TASK DETAILS:
Starting at the top line and ending at the last, restate the records exactly.

**** RECORDS FOR THE TASK

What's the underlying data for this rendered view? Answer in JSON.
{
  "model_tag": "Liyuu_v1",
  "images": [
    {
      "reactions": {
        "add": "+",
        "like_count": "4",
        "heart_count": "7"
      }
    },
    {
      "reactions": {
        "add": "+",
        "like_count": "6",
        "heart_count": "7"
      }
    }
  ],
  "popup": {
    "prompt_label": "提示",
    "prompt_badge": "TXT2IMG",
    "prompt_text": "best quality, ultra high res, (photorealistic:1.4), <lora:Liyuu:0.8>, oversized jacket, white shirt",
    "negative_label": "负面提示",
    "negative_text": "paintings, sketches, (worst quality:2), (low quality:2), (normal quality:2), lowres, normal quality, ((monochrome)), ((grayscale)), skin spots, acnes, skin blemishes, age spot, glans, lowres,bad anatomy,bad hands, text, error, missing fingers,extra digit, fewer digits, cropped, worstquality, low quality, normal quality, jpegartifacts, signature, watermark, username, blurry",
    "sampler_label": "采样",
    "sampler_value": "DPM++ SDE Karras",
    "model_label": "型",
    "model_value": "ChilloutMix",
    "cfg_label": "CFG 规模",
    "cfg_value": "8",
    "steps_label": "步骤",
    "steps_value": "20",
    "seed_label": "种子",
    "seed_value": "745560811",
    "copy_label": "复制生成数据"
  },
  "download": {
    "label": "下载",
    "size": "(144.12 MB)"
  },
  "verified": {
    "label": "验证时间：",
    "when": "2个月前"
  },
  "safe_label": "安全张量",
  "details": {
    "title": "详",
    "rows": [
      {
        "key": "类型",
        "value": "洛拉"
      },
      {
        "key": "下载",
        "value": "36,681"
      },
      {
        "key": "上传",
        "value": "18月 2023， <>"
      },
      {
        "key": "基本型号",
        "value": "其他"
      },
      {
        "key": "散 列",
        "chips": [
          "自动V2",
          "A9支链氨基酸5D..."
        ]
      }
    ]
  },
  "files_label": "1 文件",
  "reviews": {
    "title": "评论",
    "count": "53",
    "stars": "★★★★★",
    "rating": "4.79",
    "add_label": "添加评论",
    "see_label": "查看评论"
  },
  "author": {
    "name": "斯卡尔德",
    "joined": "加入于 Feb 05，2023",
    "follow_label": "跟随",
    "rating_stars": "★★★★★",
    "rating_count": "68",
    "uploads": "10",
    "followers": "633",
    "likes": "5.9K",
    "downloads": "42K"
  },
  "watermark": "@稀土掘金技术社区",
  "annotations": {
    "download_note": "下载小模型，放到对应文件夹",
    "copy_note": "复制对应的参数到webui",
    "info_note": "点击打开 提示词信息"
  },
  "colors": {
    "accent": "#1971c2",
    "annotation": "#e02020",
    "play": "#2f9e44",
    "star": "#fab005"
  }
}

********

TASK ANSWER:
What's the underlying data for this rendered view? Answer in JSON.
{
  "model_tag": "Liyuu_v1",
  "images": [
    {
      "reactions": {
        "add": "+",
        "like_count": "4",
        "heart_count": "7"
      }
    },
    {
      "reactions": {
        "add": "+",
        "like_count": "6",
        "heart_count": "7"
      }
    }
  ],
  "popup": {
    "prompt_label": "提示",
    "prompt_badge": "TXT2IMG",
    "prompt_text": "best quality, ultra high res, (photorealistic:1.4), <lora:Liyuu:0.8>, oversized jacket, white shirt",
    "negative_label": "负面提示",
    "negative_text": "paintings, sketches, (worst quality:2), (low quality:2), (normal quality:2), lowres, normal quality, ((monochrome)), ((grayscale)), skin spots, acnes, skin blemishes, age spot, glans, lowres,bad anatomy,bad hands, text, error, missing fingers,extra digit, fewer digits, cropped, worstquality, low quality, normal quality, jpegartifacts, signature, watermark, username, blurry",
    "sampler_label": "采样",
    "sampler_value": "DPM++ SDE Karras",
    "model_label": "型",
    "model_value": "ChilloutMix",
    "cfg_label": "CFG 规模",
    "cfg_value": "8",
    "steps_label": "步骤",
    "steps_value": "20",
    "seed_label": "种子",
    "seed_value": "745560811",
    "copy_label": "复制生成数据"
  },
  "download": {
    "label": "下载",
    "size": "(144.12 MB)"
  },
  "verified": {
    "label": "验证时间：",
    "when": "2个月前"
  },
  "safe_label": "安全张量",
  "details": {
    "title": "详",
    "rows": [
      {
        "key": "类型",
        "value": "洛拉"
      },
      {
        "key": "下载",
        "value": "36,681"
      },
      {
        "key": "上传",
        "value": "18月 2023， <>"
      },
      {
        "key": "基本型号",
        "value": "其他"
      },
      {
        "key": "散 列",
        "chips": [
          "自动V2",
          "A9支链氨基酸5D..."
        ]
      }
    ]
  },
  "files_label": "1 文件",
  "reviews": {
    "title": "评论",
    "count": "53",
    "stars": "★★★★★",
    "rating": "4.79",
    "add_label": "添加评论",
    "see_label": "查看评论"
  },
  "author": {
    "name": "斯卡尔德",
    "joined": "加入于 Feb 05，2023",
    "follow_label": "跟随",
    "rating_stars": "★★★★★",
    "rating_count": "68",
    "uploads": "10",
    "followers": "633",
    "likes": "5.9K",
    "downloads": "42K"
  },
  "watermark": "@稀土掘金技术社区",
  "annotations": {
    "download_note": "下载小模型，放到对应文件夹",
    "copy_note": "复制对应的参数到webui",
    "info_note": "点击打开 提示词信息"
  },
  "colors": {
    "accent": "#1971c2",
    "annotation": "#e02020",
    "play": "#2f9e44",
    "star": "#fab005"
  }
}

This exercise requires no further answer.